**WHAT YOU HAVE TO DO**.
When you print the records, keep every line identical to the original.

**Items from an interface collection**.
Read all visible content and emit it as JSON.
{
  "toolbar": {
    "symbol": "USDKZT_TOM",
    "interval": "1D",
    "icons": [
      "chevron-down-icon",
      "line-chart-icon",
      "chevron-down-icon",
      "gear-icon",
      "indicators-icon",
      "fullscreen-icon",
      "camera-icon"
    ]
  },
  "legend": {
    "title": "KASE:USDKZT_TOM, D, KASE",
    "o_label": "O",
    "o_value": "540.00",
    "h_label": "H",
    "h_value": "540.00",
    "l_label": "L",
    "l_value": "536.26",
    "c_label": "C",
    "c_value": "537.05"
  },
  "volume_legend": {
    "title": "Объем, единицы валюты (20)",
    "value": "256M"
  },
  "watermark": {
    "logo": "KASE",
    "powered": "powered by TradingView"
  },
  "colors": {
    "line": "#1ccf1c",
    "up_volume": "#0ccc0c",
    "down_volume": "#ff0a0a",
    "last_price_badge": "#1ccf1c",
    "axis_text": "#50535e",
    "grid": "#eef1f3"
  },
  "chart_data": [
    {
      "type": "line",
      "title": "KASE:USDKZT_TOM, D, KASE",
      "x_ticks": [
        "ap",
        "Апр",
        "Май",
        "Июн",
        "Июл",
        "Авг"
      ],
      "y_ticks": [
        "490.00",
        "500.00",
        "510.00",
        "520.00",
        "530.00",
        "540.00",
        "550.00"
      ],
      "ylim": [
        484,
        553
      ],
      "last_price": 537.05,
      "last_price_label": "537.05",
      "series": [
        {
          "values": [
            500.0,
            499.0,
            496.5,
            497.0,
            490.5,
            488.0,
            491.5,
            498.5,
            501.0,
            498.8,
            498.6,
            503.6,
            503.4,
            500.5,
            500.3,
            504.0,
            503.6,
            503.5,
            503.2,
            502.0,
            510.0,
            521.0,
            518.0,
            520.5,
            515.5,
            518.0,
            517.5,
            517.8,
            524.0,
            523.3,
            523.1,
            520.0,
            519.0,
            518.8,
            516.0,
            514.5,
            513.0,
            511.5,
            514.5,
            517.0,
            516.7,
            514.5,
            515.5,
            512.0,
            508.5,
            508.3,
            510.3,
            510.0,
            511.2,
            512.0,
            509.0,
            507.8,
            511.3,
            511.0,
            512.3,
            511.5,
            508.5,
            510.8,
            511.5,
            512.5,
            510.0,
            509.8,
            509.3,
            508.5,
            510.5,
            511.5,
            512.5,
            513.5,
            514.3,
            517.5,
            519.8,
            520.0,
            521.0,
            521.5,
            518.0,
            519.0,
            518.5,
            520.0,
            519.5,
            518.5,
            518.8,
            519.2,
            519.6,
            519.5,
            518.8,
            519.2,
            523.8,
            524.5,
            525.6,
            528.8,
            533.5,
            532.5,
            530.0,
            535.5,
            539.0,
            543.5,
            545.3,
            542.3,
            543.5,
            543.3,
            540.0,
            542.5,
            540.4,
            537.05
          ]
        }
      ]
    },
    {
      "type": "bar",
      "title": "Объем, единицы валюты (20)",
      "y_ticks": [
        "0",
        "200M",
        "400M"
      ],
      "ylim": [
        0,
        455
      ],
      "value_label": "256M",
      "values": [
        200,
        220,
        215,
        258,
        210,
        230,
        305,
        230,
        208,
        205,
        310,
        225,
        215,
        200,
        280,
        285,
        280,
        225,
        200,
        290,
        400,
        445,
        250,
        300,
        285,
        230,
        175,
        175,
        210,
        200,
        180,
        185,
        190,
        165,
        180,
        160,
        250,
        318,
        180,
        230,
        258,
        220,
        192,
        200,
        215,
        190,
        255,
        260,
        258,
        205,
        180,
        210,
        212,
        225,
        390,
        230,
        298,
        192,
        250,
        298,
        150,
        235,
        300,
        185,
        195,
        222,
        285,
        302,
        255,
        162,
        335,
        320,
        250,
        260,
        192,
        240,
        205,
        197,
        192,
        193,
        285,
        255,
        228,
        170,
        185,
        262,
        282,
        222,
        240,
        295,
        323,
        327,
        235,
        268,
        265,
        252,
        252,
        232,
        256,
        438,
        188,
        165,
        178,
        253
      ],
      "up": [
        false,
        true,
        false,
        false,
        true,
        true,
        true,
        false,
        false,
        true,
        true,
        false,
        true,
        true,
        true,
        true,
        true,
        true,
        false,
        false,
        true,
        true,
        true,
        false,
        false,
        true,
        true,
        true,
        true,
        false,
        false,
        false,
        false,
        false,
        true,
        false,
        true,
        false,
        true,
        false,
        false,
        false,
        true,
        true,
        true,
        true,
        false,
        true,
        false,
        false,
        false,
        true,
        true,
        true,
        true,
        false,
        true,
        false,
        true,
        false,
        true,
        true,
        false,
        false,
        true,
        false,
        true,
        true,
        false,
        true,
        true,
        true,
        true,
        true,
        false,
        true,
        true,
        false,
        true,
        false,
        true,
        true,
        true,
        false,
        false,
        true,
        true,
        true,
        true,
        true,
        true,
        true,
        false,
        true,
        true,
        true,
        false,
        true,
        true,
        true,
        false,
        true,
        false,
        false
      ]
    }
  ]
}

**PROBLEM SOLUTION**.
Read all visible content and emit it as JSON.
{
  "toolbar": {
    "symbol": "USDKZT_TOM",
    "interval": "1D",
    "icons": [
      "chevron-down-icon",
      "line-chart-icon",
      "chevron-down-icon",
      "gear-icon",
      "indicators-icon",
      "fullscreen-icon",
      "camera-icon"
    ]
  },
  "legend": {
    "title": "KASE:USDKZT_TOM, D, KASE",
    "o_label": "O",
    "o_value": "540.00",
    "h_label": "H",
    "h_value": "540.00",
    "l_label": "L",
    "l_value": "536.26",
    "c_label": "C",
    "c_value": "537.05"
  },
  "volume_legend": {
    "title": "Объем, единицы валюты (20)",
    "value": "256M"
  },
  "watermark": {
    "logo": "KASE",
    "powered": "powered by TradingView"
  },
  "colors": {
    "line": "#1ccf1c",
    "up_volume": "#0ccc0c",
    "down_volume": "#ff0a0a",
    "last_price_badge": "#1ccf1c",
    "axis_text": "#50535e",
    "grid": "#eef1f3"
  },
  "chart_data": [
    {
      "type": "line",
      "title": "KASE:USDKZT_TOM, D, KASE",
      "x_ticks": [
        "ap",
        "Апр",
        "Май",
        "Июн",
        "Июл",
        "Авг"
      ],
      "y_ticks": [
        "490.00",
        "500.00",
        "510.00",
        "520.00",
        "530.00",
        "540.00",
        "550.00"
      ],
      "ylim": [
        484,
        553
      ],
      "last_price": 537.05,
      "last_price_label": "537.05",
      "series": [
        {
          "values": [
            500.0,
            499.0,
            496.5,
            497.0,
            490.5,
            488.0,
            491.5,
            498.5,
            501.0,
            498.8,
            498.6,
            503.6,
            503.4,
            500.5,
            500.3,
            504.0,
            503.6,
            503.5,
            503.2,
            502.0,
            510.0,
            521.0,
            518.0,
            520.5,
            515.5,
            518.0,
            517.5,
            517.8,
            524.0,
            523.3,
            523.1,
            520.0,
            519.0,
            518.8,
            516.0,
            514.5,
            513.0,
            511.5,
            514.5,
            517.0,
            516.7,
            514.5,
            515.5,
            512.0,
            508.5,
            508.3,
            510.3,
            510.0,
            511.2,
            512.0,
            509.0,
            507.8,
            511.3,
            511.0,
            512.3,
            511.5,
            508.5,
            510.8,
            511.5,
            512.5,
            510.0,
            509.8,
            509.3,
            508.5,
            510.5,
            511.5,
            512.5,
            513.5,
            514.3,
            517.5,
            519.8,
            520.0,
            521.0,
            521.5,
            518.0,
            519.0,
            518.5,
            520.0,
            519.5,
            518.5,
            518.8,
            519.2,
            519.6,
            519.5,
            518.8,
            519.2,
            523.8,
            524.5,
            525.6,
            528.8,
            533.5,
            532.5,
            530.0,
            535.5,
            539.0,
            543.5,
            545.3,
            542.3,
            543.5,
            543.3,
            540.0,
            542.5,
            540.4,
            537.05
          ]
        }
      ]
    },
    {
      "type": "bar",
      "title": "Объем, единицы валюты (20)",
      "y_ticks": [
        "0",
        "200M",
        "400M"
      ],
      "ylim": [
        0,
        455
      ],
      "value_label": "256M",
      "values": [
        200,
        220,
        215,
        258,
        210,
        230,
        305,
        230,
        208,
        205,
        310,
        225,
        215,
        200,
        280,
        285,
        280,
        225,
        200,
        290,
        400,
        445,
        250,
        300,
        285,
        230,
        175,
        175,
        210,
        200,
        180,
        185,
        190,
        165,
        180,
        160,
        250,
        318,
        180,
        230,
        258,
        220,
        192,
        200,
        215,
        190,
        255,
        260,
        258,
        205,
        180,
        210,
        212,
        225,
        390,
        230,
        298,
        192,
        250,
        298,
        150,
        235,
        300,
        185,
        195,
        222,
        285,
        302,
        255,
        162,
        335,
        320,
        250,
        260,
        192,
        240,
        205,
        197,
        192,
        193,
        285,
        255,
        228,
        170,
        185,
        262,
        282,
        222,
        240,
        295,
        323,
        327,
        235,
        268,
        265,
        252,
        252,
        232,
        256,
        438,
        188,
        165,
        178,
        253
      ],
      "up": [
        false,
        true,
        false,
        false,
        true,
        true,
        true,
        false,
        false,
        true,
        true,
        false,
        true,
        true,
        true,
        true,
        true,
        true,
        false,
        false,
        true,
        true,
        true,
        false,
        false,
        true,
        true,
        true,
        true,
        false,
        false,
        false,
        false,
        false,
        true,
        false,
        true,
        false,
        true,
        false,
        false,
        false,
        true,
        true,
        true,
        true,
        false,
        true,
        false,
        false,
        false,
        true,
        true,
        true,
        true,
        false,
        true,
        false,
        true,
        false,
        true,
        true,
        false,
        false,
        true,
        false,
        true,
        true,
        false,
        true,
        true,
        true,
        true,
        true,
        false,
        true,
        true,
        false,
        true,
        false,
        true,
        true,
        true,
        false,
        false,
        true,
        true,
        true,
        true,
        true,
        true,
        true,
        false,
        true,
        true,
        true,
        false,
        true,
        true,
        true,
        false,
        true,
        false,
        false
      ]
    }
  ]
}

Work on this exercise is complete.